==== GIVEN ENTRIES ====
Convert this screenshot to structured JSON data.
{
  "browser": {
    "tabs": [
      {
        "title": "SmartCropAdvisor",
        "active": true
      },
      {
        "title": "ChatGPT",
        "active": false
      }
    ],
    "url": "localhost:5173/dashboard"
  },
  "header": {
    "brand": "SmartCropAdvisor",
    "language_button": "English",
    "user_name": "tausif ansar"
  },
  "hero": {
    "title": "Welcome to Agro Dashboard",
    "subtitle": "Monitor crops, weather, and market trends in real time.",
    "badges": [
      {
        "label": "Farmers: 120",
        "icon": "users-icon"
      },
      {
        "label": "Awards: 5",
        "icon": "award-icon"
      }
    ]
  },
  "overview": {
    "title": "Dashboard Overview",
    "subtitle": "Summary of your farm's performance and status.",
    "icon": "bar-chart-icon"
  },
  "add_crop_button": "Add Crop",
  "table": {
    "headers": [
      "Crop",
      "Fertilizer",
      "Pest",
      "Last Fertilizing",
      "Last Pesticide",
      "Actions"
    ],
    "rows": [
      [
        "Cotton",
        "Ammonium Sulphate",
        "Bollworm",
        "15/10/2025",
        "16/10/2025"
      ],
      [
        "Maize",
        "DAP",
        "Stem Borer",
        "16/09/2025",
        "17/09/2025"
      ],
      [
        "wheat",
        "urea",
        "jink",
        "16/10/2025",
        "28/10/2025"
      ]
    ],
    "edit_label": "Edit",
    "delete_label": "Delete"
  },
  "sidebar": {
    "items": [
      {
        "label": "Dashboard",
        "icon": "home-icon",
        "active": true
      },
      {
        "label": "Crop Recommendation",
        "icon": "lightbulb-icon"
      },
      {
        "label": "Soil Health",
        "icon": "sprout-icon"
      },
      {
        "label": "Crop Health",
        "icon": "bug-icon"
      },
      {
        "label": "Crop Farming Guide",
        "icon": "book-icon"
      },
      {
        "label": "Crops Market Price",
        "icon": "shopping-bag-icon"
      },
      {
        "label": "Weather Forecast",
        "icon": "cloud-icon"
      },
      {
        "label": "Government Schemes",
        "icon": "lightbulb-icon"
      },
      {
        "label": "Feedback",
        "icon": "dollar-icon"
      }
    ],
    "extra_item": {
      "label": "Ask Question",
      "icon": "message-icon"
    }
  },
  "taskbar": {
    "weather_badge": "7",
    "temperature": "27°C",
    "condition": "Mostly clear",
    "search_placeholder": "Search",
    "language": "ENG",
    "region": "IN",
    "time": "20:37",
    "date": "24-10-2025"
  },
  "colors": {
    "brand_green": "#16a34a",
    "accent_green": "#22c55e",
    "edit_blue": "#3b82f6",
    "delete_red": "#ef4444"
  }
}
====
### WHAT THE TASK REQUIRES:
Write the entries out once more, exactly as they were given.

### THE COMPLETED TASK:
Convert this screenshot to structured JSON data.
{
  "browser": {
    "tabs": [
      {
        "title": "SmartCropAdvisor",
        "active": true
      },
      {
        "title": "ChatGPT",
        "active": false
      }
    ],
    "url": "localhost:5173/dashboard"
  },
  "header": {
    "brand": "SmartCropAdvisor",
    "language_button": "English",
    "user_name": "tausif ansar"
  },
  "hero": {
    "title": "Welcome to Agro Dashboard",
    "subtitle": "Monitor crops, weather, and market trends in real time.",
    "badges": [
      {
        "label": "Farmers: 120",
        "icon": "users-icon"
      },
      {
        "label": "Awards: 5",
        "icon": "award-icon"
      }
    ]
  },
  "overview": {
    "title": "Dashboard Overview",
    "subtitle": "Summary of your farm's performance and status.",
    "icon": "bar-chart-icon"
  },
  "add_crop_button": "Add Crop",
  "table": {
    "headers": [
      "Crop",
      "Fertilizer",
      "Pest",
      "Last Fertilizing",
      "Last Pesticide",
      "Actions"
    ],
    "rows": [
      [
        "Cotton",
        "Ammonium Sulphate",
        "Bollworm",
        "15/10/2025",
        "16/10/2025"
      ],
      [
        "Maize",
        "DAP",
        "Stem Borer",
        "16/09/2025",
        "17/09/2025"
      ],
      [
        "wheat",
        "urea",
        "jink",
        "16/10/2025",
        "28/10/2025"
      ]
    ],
    "edit_label": "Edit",
    "delete_label": "Delete"
  },
  "sidebar": {
    "items": [
      {
        "label": "Dashboard",
        "icon": "home-icon",
        "active": true
      },
      {
        "label": "Crop Recommendation",
        "icon": "lightbulb-icon"
      },
      {
        "label": "Soil Health",
        "icon": "sprout-icon"
      },
      {
        "label": "Crop Health",
        "icon": "bug-icon"
      },
      {
        "label": "Crop Farming Guide",
        "icon": "book-icon"
      },
      {
        "label": "Crops Market Price",
        "icon": "shopping-bag-icon"
      },
      {
        "label": "Weather Forecast",
        "icon": "cloud-icon"
      },
      {
        "label": "Government Schemes",
        "icon": "lightbulb-icon"
      },
      {
        "label": "Feedback",
        "icon": "dollar-icon"
      }
    ],
    "extra_item": {
      "label": "Ask Question",
      "icon": "message-icon"
    }
  },
  "taskbar": {
    "weather_badge": "7",
    "temperature": "27°C",
    "condition": "Mostly clear",
    "search_placeholder": "Search",
    "language": "ENG",
    "region": "IN",
    "time": "20:37",
    "date": "24-10-2025"
  },
  "colors": {
    "brand_green": "#16a34a",
    "accent_green": "#22c55e",
    "edit_blue": "#3b82f6",
    "delete_red": "#ef4444"
  }
}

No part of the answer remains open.